Dataset rows for apps and sites
· · ·
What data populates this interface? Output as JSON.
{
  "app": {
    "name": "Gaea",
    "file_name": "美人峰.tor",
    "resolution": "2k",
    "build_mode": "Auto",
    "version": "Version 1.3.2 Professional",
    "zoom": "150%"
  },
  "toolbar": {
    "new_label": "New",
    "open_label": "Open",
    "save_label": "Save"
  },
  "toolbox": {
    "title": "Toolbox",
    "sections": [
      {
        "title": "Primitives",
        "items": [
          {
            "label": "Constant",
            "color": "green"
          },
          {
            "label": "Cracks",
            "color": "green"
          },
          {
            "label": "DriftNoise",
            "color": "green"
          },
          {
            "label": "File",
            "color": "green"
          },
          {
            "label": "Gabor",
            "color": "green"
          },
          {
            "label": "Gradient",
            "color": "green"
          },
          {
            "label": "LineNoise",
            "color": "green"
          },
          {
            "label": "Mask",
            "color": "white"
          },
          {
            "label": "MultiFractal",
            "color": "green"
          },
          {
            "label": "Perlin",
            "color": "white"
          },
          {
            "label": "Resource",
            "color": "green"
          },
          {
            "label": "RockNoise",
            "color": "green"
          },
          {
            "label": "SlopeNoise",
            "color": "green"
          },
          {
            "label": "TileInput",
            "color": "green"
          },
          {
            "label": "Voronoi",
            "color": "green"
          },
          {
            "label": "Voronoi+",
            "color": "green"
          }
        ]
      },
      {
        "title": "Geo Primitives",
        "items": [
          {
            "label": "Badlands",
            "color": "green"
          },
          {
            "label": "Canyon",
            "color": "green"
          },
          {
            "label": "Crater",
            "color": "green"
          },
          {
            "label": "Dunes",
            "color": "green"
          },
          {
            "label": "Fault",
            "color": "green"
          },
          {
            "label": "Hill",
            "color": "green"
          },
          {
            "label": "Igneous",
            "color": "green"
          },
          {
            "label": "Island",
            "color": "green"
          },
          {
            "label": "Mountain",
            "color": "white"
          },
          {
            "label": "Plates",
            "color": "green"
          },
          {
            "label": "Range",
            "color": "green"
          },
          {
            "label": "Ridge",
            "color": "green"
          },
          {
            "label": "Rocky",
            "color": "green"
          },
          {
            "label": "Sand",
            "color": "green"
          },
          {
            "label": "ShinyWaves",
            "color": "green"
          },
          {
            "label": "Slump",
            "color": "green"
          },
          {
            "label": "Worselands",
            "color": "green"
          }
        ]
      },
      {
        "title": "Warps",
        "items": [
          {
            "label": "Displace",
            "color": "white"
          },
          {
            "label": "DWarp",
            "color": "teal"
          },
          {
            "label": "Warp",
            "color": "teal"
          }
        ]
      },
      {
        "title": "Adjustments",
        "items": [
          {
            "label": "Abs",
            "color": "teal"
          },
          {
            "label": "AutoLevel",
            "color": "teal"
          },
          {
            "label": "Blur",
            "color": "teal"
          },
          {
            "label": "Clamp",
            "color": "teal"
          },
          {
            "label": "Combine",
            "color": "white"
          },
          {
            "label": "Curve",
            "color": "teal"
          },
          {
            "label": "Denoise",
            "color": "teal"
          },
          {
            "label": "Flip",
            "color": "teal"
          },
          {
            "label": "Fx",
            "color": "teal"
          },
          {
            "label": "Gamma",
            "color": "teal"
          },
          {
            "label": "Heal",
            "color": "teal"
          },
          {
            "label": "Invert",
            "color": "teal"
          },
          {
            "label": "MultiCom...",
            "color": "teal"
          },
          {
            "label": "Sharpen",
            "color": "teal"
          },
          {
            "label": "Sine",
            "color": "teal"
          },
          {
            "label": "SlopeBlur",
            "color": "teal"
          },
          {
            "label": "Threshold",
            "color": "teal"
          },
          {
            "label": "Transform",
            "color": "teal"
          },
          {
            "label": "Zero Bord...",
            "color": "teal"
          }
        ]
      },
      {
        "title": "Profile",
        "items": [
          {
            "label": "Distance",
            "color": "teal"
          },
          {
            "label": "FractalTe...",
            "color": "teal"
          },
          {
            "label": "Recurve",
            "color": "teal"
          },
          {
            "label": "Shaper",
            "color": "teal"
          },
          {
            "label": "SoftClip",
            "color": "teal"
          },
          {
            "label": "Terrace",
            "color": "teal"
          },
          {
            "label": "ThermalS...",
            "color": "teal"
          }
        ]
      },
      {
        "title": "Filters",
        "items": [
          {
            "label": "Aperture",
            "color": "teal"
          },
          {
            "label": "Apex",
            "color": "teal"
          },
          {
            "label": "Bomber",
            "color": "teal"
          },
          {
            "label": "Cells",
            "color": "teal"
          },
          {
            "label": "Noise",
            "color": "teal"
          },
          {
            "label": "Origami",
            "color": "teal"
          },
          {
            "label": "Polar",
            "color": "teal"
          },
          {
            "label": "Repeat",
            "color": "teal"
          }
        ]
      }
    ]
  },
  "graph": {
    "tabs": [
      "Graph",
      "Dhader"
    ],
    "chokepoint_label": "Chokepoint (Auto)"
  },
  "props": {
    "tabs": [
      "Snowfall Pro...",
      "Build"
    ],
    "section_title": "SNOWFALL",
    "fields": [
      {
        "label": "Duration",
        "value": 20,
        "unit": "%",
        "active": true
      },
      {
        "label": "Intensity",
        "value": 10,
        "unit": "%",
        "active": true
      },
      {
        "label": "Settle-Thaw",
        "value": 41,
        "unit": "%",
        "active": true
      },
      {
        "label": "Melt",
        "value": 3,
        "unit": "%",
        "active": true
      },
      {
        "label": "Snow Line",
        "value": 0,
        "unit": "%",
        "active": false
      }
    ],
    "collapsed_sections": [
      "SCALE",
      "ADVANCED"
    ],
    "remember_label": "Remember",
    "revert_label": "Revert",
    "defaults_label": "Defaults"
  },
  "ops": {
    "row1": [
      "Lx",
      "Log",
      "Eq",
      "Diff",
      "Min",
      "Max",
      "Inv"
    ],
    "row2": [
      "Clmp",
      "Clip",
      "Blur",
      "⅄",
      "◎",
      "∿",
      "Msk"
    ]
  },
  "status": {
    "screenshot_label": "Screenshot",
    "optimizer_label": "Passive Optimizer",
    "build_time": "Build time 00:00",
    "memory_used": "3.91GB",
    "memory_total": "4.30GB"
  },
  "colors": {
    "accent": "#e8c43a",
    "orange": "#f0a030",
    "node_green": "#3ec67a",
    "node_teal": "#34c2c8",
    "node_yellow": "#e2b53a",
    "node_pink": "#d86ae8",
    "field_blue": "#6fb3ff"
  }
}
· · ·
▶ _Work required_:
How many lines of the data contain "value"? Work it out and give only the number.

▶ _Task result_:
5